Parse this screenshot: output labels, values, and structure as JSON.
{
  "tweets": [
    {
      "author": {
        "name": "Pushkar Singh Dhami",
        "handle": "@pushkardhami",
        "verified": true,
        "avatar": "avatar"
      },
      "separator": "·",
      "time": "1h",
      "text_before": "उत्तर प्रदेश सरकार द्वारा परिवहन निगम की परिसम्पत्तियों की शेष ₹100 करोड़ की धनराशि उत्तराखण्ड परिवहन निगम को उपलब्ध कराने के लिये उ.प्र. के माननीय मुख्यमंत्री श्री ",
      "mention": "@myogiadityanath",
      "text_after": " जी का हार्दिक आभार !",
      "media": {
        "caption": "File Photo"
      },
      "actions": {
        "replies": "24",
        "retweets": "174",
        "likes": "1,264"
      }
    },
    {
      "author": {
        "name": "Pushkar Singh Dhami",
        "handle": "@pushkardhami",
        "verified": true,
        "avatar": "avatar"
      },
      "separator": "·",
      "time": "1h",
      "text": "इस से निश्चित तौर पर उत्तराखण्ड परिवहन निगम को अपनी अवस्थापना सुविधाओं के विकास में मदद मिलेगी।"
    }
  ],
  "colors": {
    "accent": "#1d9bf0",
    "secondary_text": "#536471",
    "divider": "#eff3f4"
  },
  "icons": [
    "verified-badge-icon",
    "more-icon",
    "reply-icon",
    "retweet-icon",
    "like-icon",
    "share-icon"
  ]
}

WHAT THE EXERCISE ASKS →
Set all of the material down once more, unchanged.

ANSWER SECTION →
Parse this screenshot: output labels, values, and structure as JSON.
{
  "tweets": [
    {
      "author": {
        "name": "Pushkar Singh Dhami",
        "handle": "@pushkardhami",
        "verified": true,
        "avatar": "avatar"
      },
      "separator": "·",
      "time": "1h",
      "text_before": "उत्तर प्रदेश सरकार द्वारा परिवहन निगम की परिसम्पत्तियों की शेष ₹100 करोड़ की धनराशि उत्तराखण्ड परिवहन निगम को उपलब्ध कराने के लिये उ.प्र. के माननीय मुख्यमंत्री श्री ",
      "mention": "@myogiadityanath",
      "text_after": " जी का हार्दिक आभार !",
      "media": {
        "caption": "File Photo"
      },
      "actions": {
        "replies": "24",
        "retweets": "174",
        "likes": "1,264"
      }
    },
    {
      "author": {
        "name": "Pushkar Singh Dhami",
        "handle": "@pushkardhami",
        "verified": true,
        "avatar": "avatar"
      },
      "separator": "·",
      "time": "1h",
      "text": "इस से निश्चित तौर पर उत्तराखण्ड परिवहन निगम को अपनी अवस्थापना सुविधाओं के विकास में मदद मिलेगी।"
    }
  ],
  "colors": {
    "accent": "#1d9bf0",
    "secondary_text": "#536471",
    "divider": "#eff3f4"
  },
  "icons": [
    "verified-badge-icon",
    "more-icon",
    "reply-icon",
    "retweet-icon",
    "like-icon",
    "share-icon"
  ]
}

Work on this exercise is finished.